What was the biggest challenge on this project and how did you achieve it?
The sheer number of digital characters that need to move in so many ways was certainly one of the bigger potential challenges on the show, but MPC’s proprietary crowd system ALICE made it possible. Being able to seamlessly mix in numerous motion capture cycles for bipeds with animated cycles for quadrupeds we could bring to life an army for Xerxes, with elephants, giants, immortals, war rhinos, horses and motion captured dwarves riding animated giants all could be tuned by the crowd TD’s per shot and adjusted for scale and speed and number. ALICE really saved us on this show massively reducing the need for hand animating anything from charging armies, one to one fights sequences, ship sailing, horses rearing, birds, even flies swarming.
Have you split the work amongst the various MPC offices?
We did the majority of the sequences in London leading the project. Three sequences were done in Vancouver including the burning of Athens along with some environment and FX work. In our facility in Bangalore we completed Matchmove, Rotoscope and Paint and Prep work along with some of our assets builds and some compositing for the London based shots, so it was really a global show.
What do you keep from this experience?
We had a great experience on the show. It was brilliant to have encouragement to be creative in promoting the fun and stylish look of the film. DJ allowed us to push out some cool ideas for shot design and look development and the team really went for it. Exercising freedom to express the mood and story behind a scene with all the tricks available to the VFX artist will hopefully carry on to other shows for many of our artists who worked on RISE OF AN EMPIRE.
How long have you worked on this film?
March 2013 to end July 2013.
How many shots have you done?
What was the size of your team?
Around 300 people would have worked on the project at some point over the five months.
What is your next project?
MPC are working on a number of shows including GODZILLA, GUARDIANS OF THE GALAXY, CINDERELLA, MALEFICENT, X-MEN DAYS OF FUTURE PAST and EXODUS.

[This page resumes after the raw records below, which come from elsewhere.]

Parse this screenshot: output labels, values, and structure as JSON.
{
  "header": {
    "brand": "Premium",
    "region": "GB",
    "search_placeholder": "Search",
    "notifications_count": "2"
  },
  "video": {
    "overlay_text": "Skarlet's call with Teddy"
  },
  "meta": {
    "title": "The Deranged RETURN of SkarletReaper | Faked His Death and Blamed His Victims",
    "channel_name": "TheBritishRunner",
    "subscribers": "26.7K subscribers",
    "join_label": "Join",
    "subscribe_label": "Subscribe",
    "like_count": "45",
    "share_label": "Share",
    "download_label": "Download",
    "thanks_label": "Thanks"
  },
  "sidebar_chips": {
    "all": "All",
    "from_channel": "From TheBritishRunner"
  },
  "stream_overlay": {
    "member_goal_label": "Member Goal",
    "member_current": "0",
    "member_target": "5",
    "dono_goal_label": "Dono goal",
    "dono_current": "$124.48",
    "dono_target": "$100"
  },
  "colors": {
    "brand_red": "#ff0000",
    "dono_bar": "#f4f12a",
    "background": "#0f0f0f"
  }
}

A big thanks for your time.
// WANT TO KNOW MORE?
– MPC: Dedicated page about 300 – RISE OF AN EMPIRE on MPC website.
© Vincent Frei – The Art of VFX – 2014